#### [Exercise directions]
Write out the whole listing exactly; no images belong in it.

######

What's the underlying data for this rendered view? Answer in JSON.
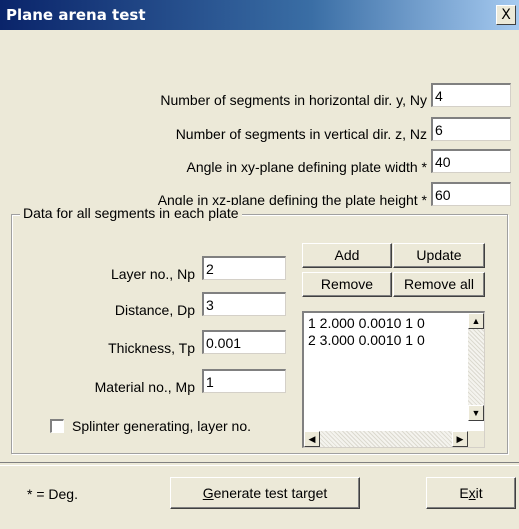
{
  "window": {
    "title": "Plane arena test",
    "close_glyph": "X"
  },
  "top_fields": [
    {
      "label": "Number of segments in horizontal dir. y, Ny",
      "value": "4"
    },
    {
      "label": "Number of segments in vertical dir. z, Nz",
      "value": "6"
    },
    {
      "label": "Angle in xy-plane defining plate width *",
      "value": "40"
    },
    {
      "label": "Angle in xz-plane defining the plate height *",
      "value": "60"
    }
  ],
  "group": {
    "title": "Data for all segments in each plate",
    "fields": [
      {
        "label": "Layer no., Np",
        "value": "2"
      },
      {
        "label": "Distance, Dp",
        "value": "3"
      },
      {
        "label": "Thickness, Tp",
        "value": "0.001"
      },
      {
        "label": "Material no., Mp",
        "value": "1"
      }
    ],
    "checkbox_label": "Splinter generating, layer no.",
    "checkbox_checked": false,
    "buttons": {
      "add": "Add",
      "update": "Update",
      "remove": "Remove",
      "remove_all": "Remove all"
    },
    "list_items": [
      "1 2.000 0.0010 1 0",
      "2 3.000 0.0010 1 0"
    ]
  },
  "footer": {
    "note": "* = Deg.",
    "generate_mnemonic": "G",
    "generate_rest": "enerate test target",
    "exit_pre": "E",
    "exit_mnemonic": "x",
    "exit_post": "it"
  }
}
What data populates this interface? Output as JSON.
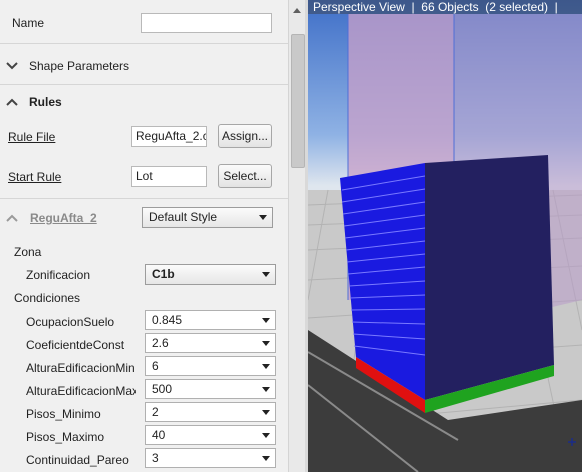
{
  "inspector": {
    "name_label": "Name",
    "name_value": "",
    "shape_parameters_label": "Shape Parameters",
    "rules_label": "Rules",
    "rule_file_label": "Rule File",
    "rule_file_value": "ReguAfta_2.c",
    "assign_button": "Assign...",
    "start_rule_label": "Start Rule",
    "start_rule_value": "Lot",
    "select_button": "Select...",
    "rule_group_label": "ReguAfta_2",
    "style_value": "Default Style",
    "zona_label": "Zona",
    "zonificacion_label": "Zonificacion",
    "zonificacion_value": "C1b",
    "condiciones_label": "Condiciones",
    "attributes": [
      {
        "label": "OcupacionSuelo",
        "value": "0.845"
      },
      {
        "label": "CoeficientdeConst",
        "value": "2.6"
      },
      {
        "label": "AlturaEdificacionMin",
        "value": "6"
      },
      {
        "label": "AlturaEdificacionMax",
        "value": "500"
      },
      {
        "label": "Pisos_Minimo",
        "value": "2"
      },
      {
        "label": "Pisos_Maximo",
        "value": "40"
      },
      {
        "label": "Continuidad_Pareo",
        "value": "3"
      }
    ]
  },
  "viewport": {
    "title": "Perspective View  |  66 Objects  (2 selected)  |"
  },
  "colors": {
    "building_front": "#232060",
    "building_side": "#1a1ae0",
    "building_base_red": "#e01010",
    "building_base_green": "#1fa31f",
    "envelope": "#c9a0c8",
    "sky_top": "#3f6fc8",
    "ground": "#c9c9c9"
  }
}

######

#### [Exercise answer]
What's the underlying data for this rendered view? Answer in JSON.
{
  "window": {
    "title": "Plane arena test",
    "close_glyph": "X"
  },
  "top_fields": [
    {
      "label": "Number of segments in horizontal dir. y, Ny",
      "value": "4"
    },
    {
      "label": "Number of segments in vertical dir. z, Nz",
      "value": "6"
    },
    {
      "label": "Angle in xy-plane defining plate width *",
      "value": "40"
    },
    {
      "label": "Angle in xz-plane defining the plate height *",
      "value": "60"
    }
  ],
  "group": {
    "title": "Data for all segments in each plate",
    "fields": [
      {
        "label": "Layer no., Np",
        "value": "2"
      },
      {
        "label": "Distance, Dp",
        "value": "3"
      },
      {
        "label": "Thickness, Tp",
        "value": "0.001"
      },
      {
        "label": "Material no., Mp",
        "value": "1"
      }
    ],
    "checkbox_label": "Splinter generating, layer no.",
    "checkbox_checked": false,
    "buttons": {
      "add": "Add",
      "update": "Update",
      "remove": "Remove",
      "remove_all": "Remove all"
    },
    "list_items": [
      "1 2.000 0.0010 1 0",
      "2 3.000 0.0010 1 0"
    ]
  },
  "footer": {
    "note": "* = Deg.",
    "generate_mnemonic": "G",
    "generate_rest": "enerate test target",
    "exit_pre": "E",
    "exit_mnemonic": "x",
    "exit_post": "it"
  }
}
What data populates this interface? Output as JSON.
{
  "inspector": {
    "name_label": "Name",
    "name_value": "",
    "shape_parameters_label": "Shape Parameters",
    "rules_label": "Rules",
    "rule_file_label": "Rule File",
    "rule_file_value": "ReguAfta_2.c",
    "assign_button": "Assign...",
    "start_rule_label": "Start Rule",
    "start_rule_value": "Lot",
    "select_button": "Select...",
    "rule_group_label": "ReguAfta_2",
    "style_value": "Default Style",
    "zona_label": "Zona",
    "zonificacion_label": "Zonificacion",
    "zonificacion_value": "C1b",
    "condiciones_label": "Condiciones",
    "attributes": [
      {
        "label": "OcupacionSuelo",
        "value": "0.845"
      },
      {
        "label": "CoeficientdeConst",
        "value": "2.6"
      },
      {
        "label": "AlturaEdificacionMin",
        "value": "6"
      },
      {
        "label": "AlturaEdificacionMax",
        "value": "500"
      },
      {
        "label": "Pisos_Minimo",
        "value": "2"
      },
      {
        "label": "Pisos_Maximo",
        "value": "40"
      },
      {
        "label": "Continuidad_Pareo",
        "value": "3"
      }
    ]
  },
  "viewport": {
    "title": "Perspective View  |  66 Objects  (2 selected)  |"
  },
  "colors": {
    "building_front": "#232060",
    "building_side": "#1a1ae0",
    "building_base_red": "#e01010",
    "building_base_green": "#1fa31f",
    "envelope": "#c9a0c8",
    "sky_top": "#3f6fc8",
    "ground": "#c9c9c9"
  }
}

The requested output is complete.